In between shifting alliances, and friendships that endure in the face of actual death—a.k.a. M.K.’s face—Into the Badlands finally drums up some emotional intensity that matches its milestone-setting, on-screen martial arts in the best episode of the season so far.

I may never tire of M.K.-Tilda fight scenes. Not just because the two youngest main characters are adroit warriors in their own right, but because of their blossoming friendship in the midst of a rapidly materializing war instigated by their respective mentors. When they were in the graveyard at the end, and Tilda drew M.K.’s blood with one of her trademark butterfly shurikens and thus activating his hidden destruct-o trance-o’-death, you know the entire home audience let out a collective, nation-wide “Ohhhh shiiiiiiit...”

The whole graveyard bloodbath was great to watch, as all the fight scenes in this show are. I love how the show continues to play up its shooting location of New Orleans—that cemetery with the above-ground tombs looked straight out of that Big Easy. I’m still trying to figure out where in the “real world” the show is supposed to take place, but it’s obviously somewhere in the American South? I think?

Photo by Patti Perret/AMC.

Advertisement

Which brings me to another reason why I loved this episode so much: I’m also still trying to nail down when this takes place. (How far into the doomsday-ruined future, that is.) When I covered this show at its premiere panel at New York Comic Con earlier this year, the stars and producers described the setting as post-apocalyptic, more or less, despite not using that actual term. But it’s very clear that this gun-free society of feuding warlords, limited technology and primitive science (“the blood orange has healing properties!”) is a society that emerged from the ashes of some earth-shattering shit that went down.

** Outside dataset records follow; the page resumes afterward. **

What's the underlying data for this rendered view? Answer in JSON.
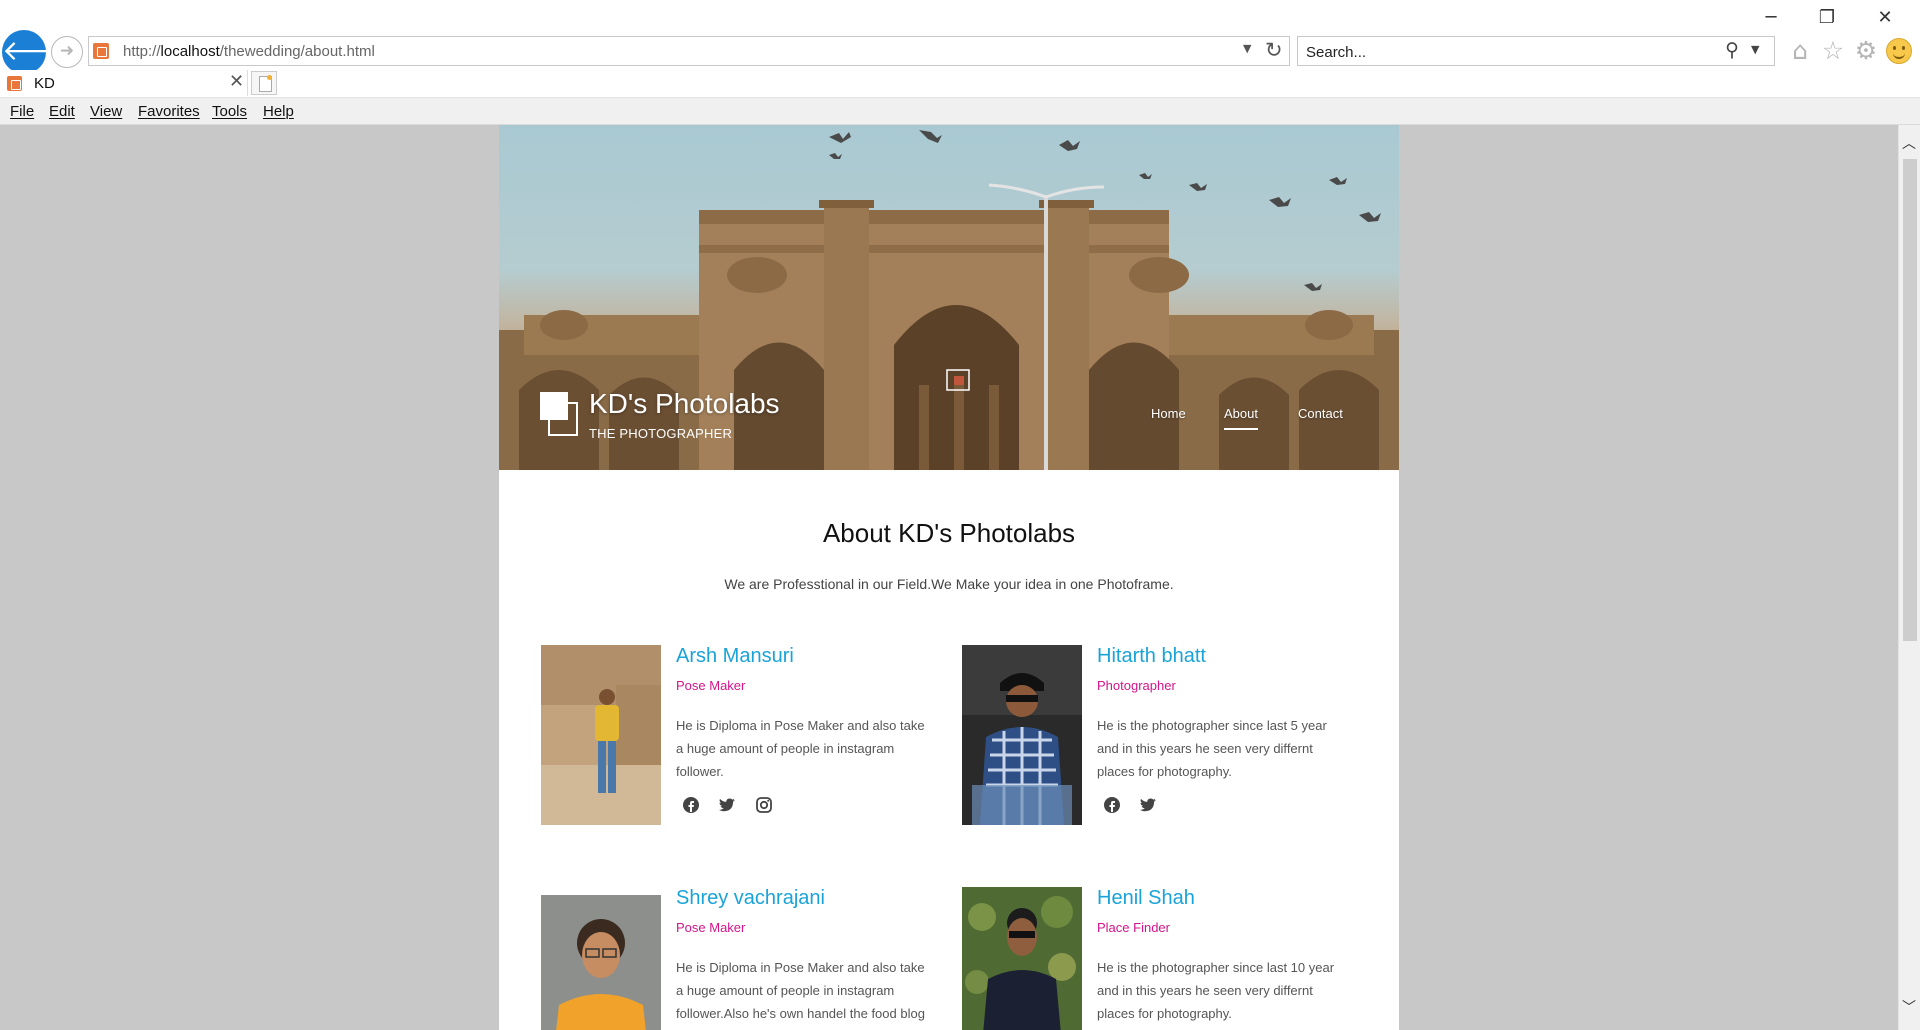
{
  "browser": {
    "window_controls": {
      "minimize": "─",
      "maximize": "❐",
      "close": "✕"
    },
    "address_bar": {
      "url_prefix": "http://",
      "url_host": "localhost",
      "url_path": "/thewedding/about.html"
    },
    "search_bar": {
      "placeholder": "Search..."
    },
    "tab": {
      "title": "KD"
    },
    "menu": [
      "File",
      "Edit",
      "View",
      "Favorites",
      "Tools",
      "Help"
    ],
    "icons": [
      "back-arrow-icon",
      "forward-arrow-icon",
      "refresh-icon",
      "search-icon",
      "home-icon",
      "star-icon",
      "gear-icon",
      "smiley-icon"
    ]
  },
  "site": {
    "title": "KD's Photolabs",
    "tagline": "THE PHOTOGRAPHER",
    "nav": [
      "Home",
      "About",
      "Contact"
    ],
    "active_nav": "About",
    "accent_color": "#1aa3d9",
    "role_color": "#d4148b"
  },
  "about": {
    "heading": "About KD's Photolabs",
    "subtitle": "We are Professtional in our Field.We Make your idea in one Photoframe."
  },
  "team": [
    {
      "name": "Arsh Mansuri",
      "role": "Pose Maker",
      "bio": "He is Diploma in Pose Maker and also take a huge amount of people in instagram follower.",
      "social": [
        "facebook-icon",
        "twitter-icon",
        "instagram-icon"
      ]
    },
    {
      "name": "Hitarth bhatt",
      "role": "Photographer",
      "bio": "He is the photographer since last 5 year and in this years he seen very differnt places for photography.",
      "social": [
        "facebook-icon",
        "twitter-icon"
      ]
    },
    {
      "name": "Shrey vachrajani",
      "role": "Pose Maker",
      "bio": "He is Diploma in Pose Maker and also take a huge amount of people in instagram follower.Also he's own handel the food blog in instagram."
    },
    {
      "name": "Henil Shah",
      "role": "Place Finder",
      "bio": "He is the photographer since last 10 year and in this years he seen very differnt places for photography."
    }
  ]
}
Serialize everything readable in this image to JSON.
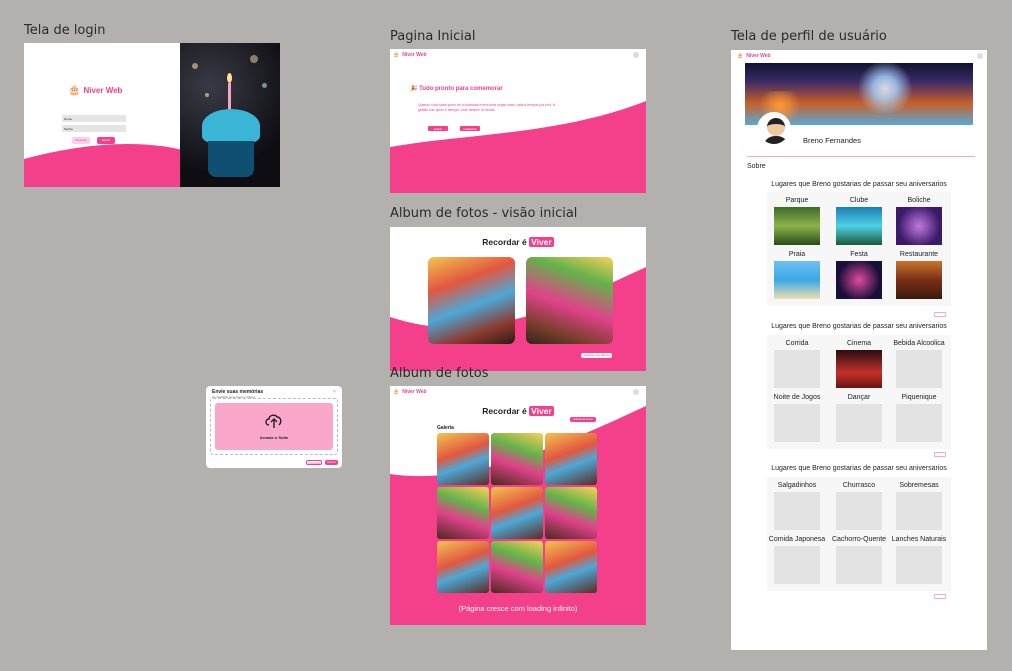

We’ve had very small teases of the old world in past episodes, and it’s very clear that this old world is our current world: During one of Sunny’s reading lessons, he asks Veil to switch back to Cat in the Hat, for example. This week, we got even more hints at the World That Was: we see Tilda and the other Butterflies stumbling upon relics of a long-forgotten past, including a souvenir snowglobe from Hawaii and a vintage record player. But when the girls start to have too much fun dancing to the old-timey music—I think this is the first time anyone in this show has smiled?—the Widow storms in and shatters the vinyl in rage. Clean the house, she says! This is her new headquarters! She then takes Tilda aside to give her a stern talking-to.

It’s here that we also finally learn more a bit about Tilda’s background, and perhaps the Widow’s motives for waging war—or at least, the fake motives that she dangles in front of her girl minions to rally their loyalty. When Tilda shows an open moment of defiance to her “mother,” asking why she and the other girls go into battle and die for her, the Widow reminds Tilda of what the Widow’s ex-husband apparently used to do to Tilda in a dark room. Short of spelling it out, she explains that her husband abused Tilda, and that the Widow is fighting the other barons to ensure that the Badlands is free of abuse toward women once and for all.

Sponsored

Her real reason though is still a bit unclear. She obviously wants power—she’s teaming with Zephyr, baron Jacobee’s top Clipper, and Ryder, Quinn’s son, to overthrow the ailing Quinn for good. But at the core of this plan lies yet another piece of the puzzle: M.K. The Widow has wanted him in her clutches from day one, and in this new plan, she’s scheming with key members of two enemy territories, aiming to capture the boy with the mysterious powers wearing the mysterious pendant of the mysterious city.

Photo by Patti Perret/AMC.

Does she want to use M.K. to leave the Badlands? Does she want to use him to lead her to this apparently fabled El Dorado-looking mystic city? Or does she simply want to harness M.K.’s Hulk-like trigger to annihilate all her foes?

Because M.K., after all, is an instrument of pure mass destruction—whether he likes it or not. Despite him not remembering anything post-trance, or during it, the fact remains that he does turn into an unstoppable doom-bringer with superhuman strength whenever he’s cut. We’re reminded of this dark side when Sunny is granted an audience with the River King, the man who apparently knows the way out of the Badlands. The King, however, tells Sunny that a whopping 30 men were found slaughtered in mass murder upon one of his ships. The culprit? M.K.

Advertisement

(Side note: Going back to the treasures-from-the-past thing, I love that the hallowed icon that grants an audience with the River King is a plastic toy soldier.)

With only two episodes left in the first season, I’m excited to learn more about M.K., the fabled city, the other characters’ backstories, and the Badlands themselves. I’m also betting we’re going to be seeing a lot more bloodshed. Bring it on.

Photo by James Minchin III/AMC

Advertisement

Top photo by Hilary Bronwyn Gayle/AMC


Email the author at bryan@gizmodo.com, or follow him on Twitter.